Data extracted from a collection

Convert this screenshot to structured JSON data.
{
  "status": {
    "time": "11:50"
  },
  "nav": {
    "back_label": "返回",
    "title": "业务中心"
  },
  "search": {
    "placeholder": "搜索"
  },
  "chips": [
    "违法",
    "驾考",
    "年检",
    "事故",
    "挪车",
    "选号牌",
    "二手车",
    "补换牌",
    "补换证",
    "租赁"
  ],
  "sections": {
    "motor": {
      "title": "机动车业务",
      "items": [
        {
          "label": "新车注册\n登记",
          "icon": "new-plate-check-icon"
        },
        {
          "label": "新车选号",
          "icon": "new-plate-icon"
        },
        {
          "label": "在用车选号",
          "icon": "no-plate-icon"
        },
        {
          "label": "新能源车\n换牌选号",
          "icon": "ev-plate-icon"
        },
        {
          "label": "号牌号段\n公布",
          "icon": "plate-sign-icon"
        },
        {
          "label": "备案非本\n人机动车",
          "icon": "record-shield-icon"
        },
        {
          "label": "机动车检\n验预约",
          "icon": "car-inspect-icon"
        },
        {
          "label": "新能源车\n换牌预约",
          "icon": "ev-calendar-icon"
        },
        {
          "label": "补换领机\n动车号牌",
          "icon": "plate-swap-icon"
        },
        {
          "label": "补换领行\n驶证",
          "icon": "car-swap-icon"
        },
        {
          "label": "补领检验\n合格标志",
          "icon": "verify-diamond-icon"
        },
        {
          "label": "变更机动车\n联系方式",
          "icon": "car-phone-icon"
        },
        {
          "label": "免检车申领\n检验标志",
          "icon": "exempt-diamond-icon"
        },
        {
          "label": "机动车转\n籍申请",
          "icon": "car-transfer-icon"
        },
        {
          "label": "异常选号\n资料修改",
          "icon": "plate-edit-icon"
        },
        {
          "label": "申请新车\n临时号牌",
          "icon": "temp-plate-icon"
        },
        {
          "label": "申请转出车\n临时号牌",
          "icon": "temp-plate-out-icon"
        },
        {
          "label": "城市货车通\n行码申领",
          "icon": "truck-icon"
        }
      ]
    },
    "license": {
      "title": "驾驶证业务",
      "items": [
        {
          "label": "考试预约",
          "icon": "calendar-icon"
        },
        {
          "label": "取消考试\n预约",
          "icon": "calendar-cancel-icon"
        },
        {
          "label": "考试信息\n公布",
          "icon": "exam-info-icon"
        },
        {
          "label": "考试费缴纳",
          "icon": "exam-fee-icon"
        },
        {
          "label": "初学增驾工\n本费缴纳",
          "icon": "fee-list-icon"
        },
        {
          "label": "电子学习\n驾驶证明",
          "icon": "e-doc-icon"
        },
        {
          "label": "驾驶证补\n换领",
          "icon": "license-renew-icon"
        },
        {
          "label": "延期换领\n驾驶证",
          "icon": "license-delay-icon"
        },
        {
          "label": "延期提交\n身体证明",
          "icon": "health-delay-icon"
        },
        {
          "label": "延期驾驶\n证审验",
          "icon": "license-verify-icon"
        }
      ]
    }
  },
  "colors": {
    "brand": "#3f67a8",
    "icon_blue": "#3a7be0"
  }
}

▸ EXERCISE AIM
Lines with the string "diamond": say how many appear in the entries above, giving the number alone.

▸ ANSWER BOX
2